_Task instructions_. Retype the records below exactly as they appear.

Dataset rows describing interfaces:
Segment Open

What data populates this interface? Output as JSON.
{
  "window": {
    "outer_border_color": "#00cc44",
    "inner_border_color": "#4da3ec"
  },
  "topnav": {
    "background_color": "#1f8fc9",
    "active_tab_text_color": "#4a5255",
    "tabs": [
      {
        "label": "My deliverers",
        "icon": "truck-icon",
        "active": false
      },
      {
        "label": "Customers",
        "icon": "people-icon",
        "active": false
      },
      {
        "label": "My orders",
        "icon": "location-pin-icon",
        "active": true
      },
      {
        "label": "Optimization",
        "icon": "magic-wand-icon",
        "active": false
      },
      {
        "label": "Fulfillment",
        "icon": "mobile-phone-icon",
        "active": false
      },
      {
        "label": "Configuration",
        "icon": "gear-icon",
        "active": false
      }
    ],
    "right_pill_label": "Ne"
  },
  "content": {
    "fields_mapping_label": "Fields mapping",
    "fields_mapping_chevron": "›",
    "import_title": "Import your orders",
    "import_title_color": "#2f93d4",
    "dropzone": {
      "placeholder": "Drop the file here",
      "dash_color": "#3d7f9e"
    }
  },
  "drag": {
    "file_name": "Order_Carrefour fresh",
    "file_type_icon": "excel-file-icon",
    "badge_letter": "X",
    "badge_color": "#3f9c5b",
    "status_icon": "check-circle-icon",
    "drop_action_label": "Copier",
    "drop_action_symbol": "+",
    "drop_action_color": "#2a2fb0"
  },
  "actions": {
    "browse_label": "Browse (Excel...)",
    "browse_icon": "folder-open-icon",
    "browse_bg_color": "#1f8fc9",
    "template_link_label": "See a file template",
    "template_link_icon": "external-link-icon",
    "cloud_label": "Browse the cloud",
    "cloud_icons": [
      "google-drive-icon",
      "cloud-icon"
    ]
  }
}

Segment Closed

_Exercise result_.
What data populates this interface? Output as JSON.
{
  "window": {
    "outer_border_color": "#00cc44",
    "inner_border_color": "#4da3ec"
  },
  "topnav": {
    "background_color": "#1f8fc9",
    "active_tab_text_color": "#4a5255",
    "tabs": [
      {
        "label": "My deliverers",
        "icon": "truck-icon",
        "active": false
      },
      {
        "label": "Customers",
        "icon": "people-icon",
        "active": false
      },
      {
        "label": "My orders",
        "icon": "location-pin-icon",
        "active": true
      },
      {
        "label": "Optimization",
        "icon": "magic-wand-icon",
        "active": false
      },
      {
        "label": "Fulfillment",
        "icon": "mobile-phone-icon",
        "active": false
      },
      {
        "label": "Configuration",
        "icon": "gear-icon",
        "active": false
      }
    ],
    "right_pill_label": "Ne"
  },
  "content": {
    "fields_mapping_label": "Fields mapping",
    "fields_mapping_chevron": "›",
    "import_title": "Import your orders",
    "import_title_color": "#2f93d4",
    "dropzone": {
      "placeholder": "Drop the file here",
      "dash_color": "#3d7f9e"
    }
  },
  "drag": {
    "file_name": "Order_Carrefour fresh",
    "file_type_icon": "excel-file-icon",
    "badge_letter": "X",
    "badge_color": "#3f9c5b",
    "status_icon": "check-circle-icon",
    "drop_action_label": "Copier",
    "drop_action_symbol": "+",
    "drop_action_color": "#2a2fb0"
  },
  "actions": {
    "browse_label": "Browse (Excel...)",
    "browse_icon": "folder-open-icon",
    "browse_bg_color": "#1f8fc9",
    "template_link_label": "See a file template",
    "template_link_icon": "external-link-icon",
    "cloud_label": "Browse the cloud",
    "cloud_icons": [
      "google-drive-icon",
      "cloud-icon"
    ]
  }
}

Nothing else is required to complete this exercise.